board argued that because a $1.9 trillion spending bill, filled with unrelated
and wasteful provisions, passed on a party-line basis, we turned our backs on
Iowa. Just one problem: We supported aid for Iowa
included in this bill. We
also supported aid for Iowans that Democrats stripped out of it. This is on top
of the $4 trillion in aid that Congress passed last year on a bipartisan basis,
hundreds of billions of which have yet to be spent.
the Register chose to ignore them, let’s take a look at the facts.
supported an amendment to President Joe Biden’s massive spending bill that
would have provided $650 billion in targeted pandemic aid — the very same
policies that the editorial board argues are so critical to delivering
real relief to Iowans. Based on pandemic relief in Biden’s own plan, the
proposal was offered by Republicans as a consensus approach to additional aid,
but Republicans were shut out of the legislative process at every stage.
Register alleges that we “rejected funding for coronavirus testing and vaccine
distribution.” In fact, the plan we supported provided $160 billion to support
vaccine distribution, expanded access to testing and protective medical gear
and restocked the Strategic National Stockpile. It also included $35 billion to
assist health care providers and hospitals, with an $8.5 billion set-aside for
rural hospitals like those that serve much of Iowa.
editorial board claimed that we “chose not to support families.” Wrong
again. We supported legislation that would have provided $12.4 billion in
nutrition assistance programs for families in need. This includes additional
funding for the WIC program, pandemic EBT and SNAP, including extending
increased SNAP benefits. It also would have provided $20 billion in
immediate assistance to support child care for families.
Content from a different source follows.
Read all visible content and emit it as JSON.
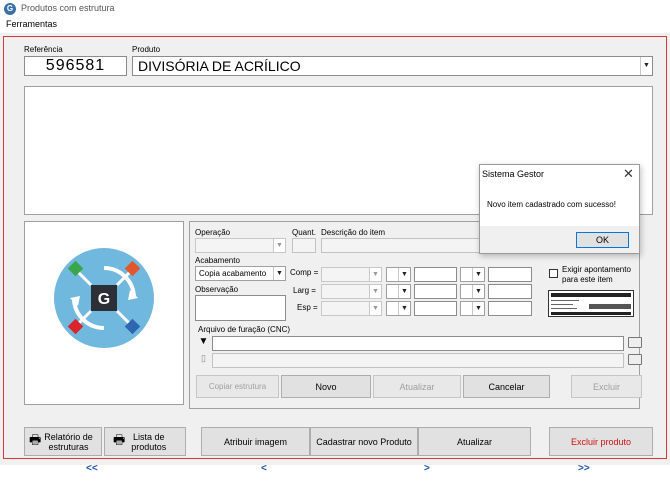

Further, it included
$19 billion to help safely reopen schools so our children have the best
opportunity to succeed.
claims to the contrary, we voted for $50 billion in aid to small businesses, an
extension of $300-per-week supplemental unemployment assistance and $1,400
including much of the same COVID-related policies in Biden’s plan, it didn’t
earn a single Democrat’s vote. That’s because Democrats opted to leverage the
pandemic to force through a number of totally unrelated political priorities,
including an $86 billion bailout to mismanaged pensions without any reforms and
enough tax dollars to offset other states’ habitual mismanagement. Democrats rejected Sen. Chuck Grassley’s proposal
protect taxpayers and achieve long-term solvency for the multiemployer pension
system. Erasing New York’s deficit
might be welcomed news to
New Yorkers, but Iowans, whose state leaders routinely balance the budget,
should not have to send their hard-earned tax dollars to profligate states —
especially during a pandemic.
Register attempts to absolve the Democrats’ costly partisan pursuit by claiming
that Republicans refused to work with Democrats in the past but failed to
mention the $4 trillion in coronavirus relief passed in five separate broadly
bipartisan bills under Republican leadership. It also omitted a bipartisan amendment offered by Grassley and Rep. Randy
that would have extended disaster aid to Iowa farmers
impacted by last year’s derecho — a proposal every Democrat voted to remove.
Who’s really turning their backs on Iowans?
simple fact is that Republicans and Democrats largely agreed on additional
coronavirus relief. Had Democrats agreed to focus on the targeted COVID aid
that both sides supported, Congress could have delivered that relief weeks ago,
just as it did five times before. But the Democrats' partisan plan is about
much more than the current pandemic. Hundreds of billions of the $1.9 trillion
price tag have nothing to do with the pandemic, and billions of dollars in the
bill won’t be spent for years — well after the pandemic ends. The bill passed
in the House even included a number of pet projects that Democratic leadership
had to abandon because they were such blatant attempts to hijack tax dollars in
a time of national crisis. That’s something we certainly do not support.
Register editorial board would have you believe that opposing such a bloated
bill is equivalent to opposing any aid. We doubt the Register would feel the
same had Republicans inserted $800 billion for the border wall in last year’s
CARES Act and dared Democrats to vote against it. This paper would have
criticized such blatant political opportunism, and they’d be right to do so.
Republicans chose consensus over opportunism because it’s what the nation
needed then, and it’s what we still need today.
continue to focus on helping Iowans weather the challenges of this pandemic,
but we will not sell out Iowa taxpayers and saddle future generations with
wasteful spending that pays for partisan bloat.